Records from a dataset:

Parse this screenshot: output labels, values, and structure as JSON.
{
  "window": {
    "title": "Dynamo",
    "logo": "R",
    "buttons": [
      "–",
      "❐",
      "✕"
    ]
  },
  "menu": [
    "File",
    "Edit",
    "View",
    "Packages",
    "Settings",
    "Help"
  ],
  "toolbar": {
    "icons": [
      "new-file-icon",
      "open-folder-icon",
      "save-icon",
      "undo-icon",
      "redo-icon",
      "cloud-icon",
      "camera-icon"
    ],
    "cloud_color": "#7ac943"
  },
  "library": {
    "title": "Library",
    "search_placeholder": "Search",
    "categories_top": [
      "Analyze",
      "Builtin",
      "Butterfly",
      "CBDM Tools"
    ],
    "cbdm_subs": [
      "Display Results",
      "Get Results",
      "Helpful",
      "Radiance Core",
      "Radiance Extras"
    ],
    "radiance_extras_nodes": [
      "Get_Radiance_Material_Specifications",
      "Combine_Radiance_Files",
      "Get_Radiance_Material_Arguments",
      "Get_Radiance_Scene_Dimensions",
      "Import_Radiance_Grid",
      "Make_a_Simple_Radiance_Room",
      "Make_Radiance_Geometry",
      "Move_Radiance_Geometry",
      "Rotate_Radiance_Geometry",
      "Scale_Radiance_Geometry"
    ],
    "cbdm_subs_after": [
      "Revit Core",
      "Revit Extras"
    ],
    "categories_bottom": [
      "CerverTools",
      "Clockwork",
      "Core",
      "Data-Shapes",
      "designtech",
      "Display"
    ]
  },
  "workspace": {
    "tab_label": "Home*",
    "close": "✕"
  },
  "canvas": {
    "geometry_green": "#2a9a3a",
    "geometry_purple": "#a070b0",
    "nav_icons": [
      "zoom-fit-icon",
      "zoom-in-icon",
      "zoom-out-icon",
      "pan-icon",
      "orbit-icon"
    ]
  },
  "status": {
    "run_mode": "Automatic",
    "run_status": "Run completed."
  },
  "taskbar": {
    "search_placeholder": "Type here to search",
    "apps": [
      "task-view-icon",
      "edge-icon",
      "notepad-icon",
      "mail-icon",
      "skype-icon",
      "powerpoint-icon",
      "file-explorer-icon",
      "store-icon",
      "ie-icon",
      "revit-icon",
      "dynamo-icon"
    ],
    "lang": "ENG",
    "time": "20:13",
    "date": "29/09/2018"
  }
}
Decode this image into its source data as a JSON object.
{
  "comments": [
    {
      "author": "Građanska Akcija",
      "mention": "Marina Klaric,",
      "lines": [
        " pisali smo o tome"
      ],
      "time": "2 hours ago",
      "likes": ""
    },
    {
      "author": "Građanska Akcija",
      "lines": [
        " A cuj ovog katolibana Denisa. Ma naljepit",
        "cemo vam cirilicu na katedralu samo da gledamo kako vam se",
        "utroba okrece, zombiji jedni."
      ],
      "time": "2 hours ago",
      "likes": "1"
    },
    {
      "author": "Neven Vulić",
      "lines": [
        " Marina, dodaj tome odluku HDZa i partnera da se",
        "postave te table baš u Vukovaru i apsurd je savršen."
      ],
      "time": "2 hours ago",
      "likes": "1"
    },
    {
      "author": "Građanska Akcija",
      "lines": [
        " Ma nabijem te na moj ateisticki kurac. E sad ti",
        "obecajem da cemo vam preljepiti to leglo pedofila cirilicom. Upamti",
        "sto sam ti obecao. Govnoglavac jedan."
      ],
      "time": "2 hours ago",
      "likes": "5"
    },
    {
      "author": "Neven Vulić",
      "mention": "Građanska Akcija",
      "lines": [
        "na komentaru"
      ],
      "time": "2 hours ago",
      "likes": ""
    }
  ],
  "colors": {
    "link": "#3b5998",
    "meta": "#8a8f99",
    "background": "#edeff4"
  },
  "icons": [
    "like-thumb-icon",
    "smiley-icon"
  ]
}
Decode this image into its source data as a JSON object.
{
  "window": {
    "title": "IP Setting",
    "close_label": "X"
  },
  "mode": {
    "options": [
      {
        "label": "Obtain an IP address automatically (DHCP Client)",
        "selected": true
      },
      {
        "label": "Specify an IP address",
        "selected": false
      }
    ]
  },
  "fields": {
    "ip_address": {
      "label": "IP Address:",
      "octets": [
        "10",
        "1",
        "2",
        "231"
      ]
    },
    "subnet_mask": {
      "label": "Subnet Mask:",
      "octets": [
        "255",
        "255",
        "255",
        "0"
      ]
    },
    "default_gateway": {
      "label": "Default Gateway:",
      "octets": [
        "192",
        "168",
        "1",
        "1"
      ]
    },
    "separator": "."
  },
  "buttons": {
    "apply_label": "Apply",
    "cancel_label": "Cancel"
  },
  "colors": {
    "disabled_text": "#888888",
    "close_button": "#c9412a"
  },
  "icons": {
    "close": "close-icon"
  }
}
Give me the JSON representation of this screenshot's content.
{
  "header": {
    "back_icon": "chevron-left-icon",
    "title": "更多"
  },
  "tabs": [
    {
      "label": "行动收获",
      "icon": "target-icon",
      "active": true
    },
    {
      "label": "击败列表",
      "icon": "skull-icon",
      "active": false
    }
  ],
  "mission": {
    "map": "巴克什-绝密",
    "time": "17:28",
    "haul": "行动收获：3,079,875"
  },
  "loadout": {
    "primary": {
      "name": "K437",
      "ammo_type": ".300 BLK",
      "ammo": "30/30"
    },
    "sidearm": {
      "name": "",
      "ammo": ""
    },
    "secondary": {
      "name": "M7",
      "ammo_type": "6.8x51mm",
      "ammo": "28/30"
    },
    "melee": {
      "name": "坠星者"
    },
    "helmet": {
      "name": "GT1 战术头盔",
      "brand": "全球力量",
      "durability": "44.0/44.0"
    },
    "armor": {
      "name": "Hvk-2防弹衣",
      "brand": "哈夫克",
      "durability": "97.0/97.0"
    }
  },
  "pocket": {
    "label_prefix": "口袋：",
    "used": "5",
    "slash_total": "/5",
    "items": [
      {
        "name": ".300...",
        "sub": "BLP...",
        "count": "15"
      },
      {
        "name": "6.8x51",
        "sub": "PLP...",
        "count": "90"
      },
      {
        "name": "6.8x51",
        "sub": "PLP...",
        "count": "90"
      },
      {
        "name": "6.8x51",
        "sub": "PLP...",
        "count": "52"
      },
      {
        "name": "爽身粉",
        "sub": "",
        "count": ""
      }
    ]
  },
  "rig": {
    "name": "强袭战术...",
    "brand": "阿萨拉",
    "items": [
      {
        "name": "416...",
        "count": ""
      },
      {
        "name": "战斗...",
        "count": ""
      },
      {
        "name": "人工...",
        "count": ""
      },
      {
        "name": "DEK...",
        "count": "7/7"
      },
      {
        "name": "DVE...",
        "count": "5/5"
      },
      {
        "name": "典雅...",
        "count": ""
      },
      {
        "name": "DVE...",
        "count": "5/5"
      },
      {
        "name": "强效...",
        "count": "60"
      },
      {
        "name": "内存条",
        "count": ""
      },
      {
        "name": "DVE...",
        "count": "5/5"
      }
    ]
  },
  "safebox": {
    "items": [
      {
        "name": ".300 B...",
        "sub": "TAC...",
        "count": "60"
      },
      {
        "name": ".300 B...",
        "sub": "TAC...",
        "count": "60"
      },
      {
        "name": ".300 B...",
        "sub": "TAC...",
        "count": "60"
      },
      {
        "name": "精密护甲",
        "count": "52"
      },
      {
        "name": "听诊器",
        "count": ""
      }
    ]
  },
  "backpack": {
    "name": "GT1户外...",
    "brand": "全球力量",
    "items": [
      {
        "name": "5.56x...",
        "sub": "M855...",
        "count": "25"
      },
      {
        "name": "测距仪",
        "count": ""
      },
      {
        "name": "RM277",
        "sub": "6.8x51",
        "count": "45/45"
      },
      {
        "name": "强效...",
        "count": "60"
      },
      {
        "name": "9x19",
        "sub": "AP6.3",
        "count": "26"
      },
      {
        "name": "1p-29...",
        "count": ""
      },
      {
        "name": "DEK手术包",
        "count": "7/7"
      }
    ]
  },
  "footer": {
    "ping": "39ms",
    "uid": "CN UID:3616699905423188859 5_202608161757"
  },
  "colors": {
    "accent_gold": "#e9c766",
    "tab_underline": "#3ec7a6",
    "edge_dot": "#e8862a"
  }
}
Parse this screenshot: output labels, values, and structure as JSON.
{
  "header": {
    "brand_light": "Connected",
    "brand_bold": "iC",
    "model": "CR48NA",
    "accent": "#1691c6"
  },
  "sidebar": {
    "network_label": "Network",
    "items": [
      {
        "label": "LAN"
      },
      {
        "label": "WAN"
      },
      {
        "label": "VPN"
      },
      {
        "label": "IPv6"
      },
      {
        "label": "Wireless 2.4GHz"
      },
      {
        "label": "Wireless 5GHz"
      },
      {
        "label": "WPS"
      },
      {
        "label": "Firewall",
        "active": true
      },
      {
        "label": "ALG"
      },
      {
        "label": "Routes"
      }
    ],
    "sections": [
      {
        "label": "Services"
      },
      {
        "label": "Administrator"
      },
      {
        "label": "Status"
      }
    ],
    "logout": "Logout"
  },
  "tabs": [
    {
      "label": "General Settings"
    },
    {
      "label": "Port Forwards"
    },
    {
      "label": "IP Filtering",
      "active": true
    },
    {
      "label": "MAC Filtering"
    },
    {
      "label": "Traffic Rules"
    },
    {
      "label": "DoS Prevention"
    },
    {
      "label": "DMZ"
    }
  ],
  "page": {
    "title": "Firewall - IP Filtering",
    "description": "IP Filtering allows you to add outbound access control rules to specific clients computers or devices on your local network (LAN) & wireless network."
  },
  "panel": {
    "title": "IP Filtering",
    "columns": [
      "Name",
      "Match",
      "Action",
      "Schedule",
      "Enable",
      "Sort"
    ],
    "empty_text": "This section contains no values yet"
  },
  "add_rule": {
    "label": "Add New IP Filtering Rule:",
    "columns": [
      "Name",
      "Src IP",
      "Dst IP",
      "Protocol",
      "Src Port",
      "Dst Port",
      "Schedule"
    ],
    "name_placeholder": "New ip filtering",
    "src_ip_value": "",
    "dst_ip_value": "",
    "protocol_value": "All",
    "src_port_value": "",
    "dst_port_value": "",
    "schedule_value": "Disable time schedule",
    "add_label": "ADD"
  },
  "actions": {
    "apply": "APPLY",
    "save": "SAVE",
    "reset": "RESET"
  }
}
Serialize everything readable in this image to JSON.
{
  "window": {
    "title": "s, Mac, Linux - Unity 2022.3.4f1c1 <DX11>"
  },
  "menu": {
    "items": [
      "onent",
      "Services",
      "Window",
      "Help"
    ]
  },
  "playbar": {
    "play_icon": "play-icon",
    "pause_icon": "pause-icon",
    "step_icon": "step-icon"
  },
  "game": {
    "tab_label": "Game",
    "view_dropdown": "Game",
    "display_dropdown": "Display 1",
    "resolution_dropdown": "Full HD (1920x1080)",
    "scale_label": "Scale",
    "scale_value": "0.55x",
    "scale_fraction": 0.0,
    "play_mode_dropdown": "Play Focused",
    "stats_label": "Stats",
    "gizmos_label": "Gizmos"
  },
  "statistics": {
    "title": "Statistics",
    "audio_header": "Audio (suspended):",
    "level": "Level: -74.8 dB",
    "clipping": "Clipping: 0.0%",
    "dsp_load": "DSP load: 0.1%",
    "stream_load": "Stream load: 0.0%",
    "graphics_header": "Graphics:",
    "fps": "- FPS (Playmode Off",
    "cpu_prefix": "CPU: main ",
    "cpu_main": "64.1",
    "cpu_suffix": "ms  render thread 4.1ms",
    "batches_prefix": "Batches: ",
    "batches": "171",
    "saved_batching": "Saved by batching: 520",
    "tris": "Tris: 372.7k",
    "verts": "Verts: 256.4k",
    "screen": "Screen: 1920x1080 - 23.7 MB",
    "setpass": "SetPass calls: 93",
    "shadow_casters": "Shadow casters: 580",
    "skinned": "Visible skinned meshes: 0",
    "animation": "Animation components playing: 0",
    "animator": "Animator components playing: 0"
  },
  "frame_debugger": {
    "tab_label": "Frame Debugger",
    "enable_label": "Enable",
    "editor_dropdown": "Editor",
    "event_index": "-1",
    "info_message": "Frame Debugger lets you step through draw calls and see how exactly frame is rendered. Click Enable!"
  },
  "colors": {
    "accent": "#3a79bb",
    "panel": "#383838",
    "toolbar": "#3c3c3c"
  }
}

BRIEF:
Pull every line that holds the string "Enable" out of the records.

TASK SOLUTION:
      "Enable",
    "enable_label": "Enable",
    "info_message": "Frame Debugger lets you step through draw calls and see how exactly frame is rendered. Click Enable!"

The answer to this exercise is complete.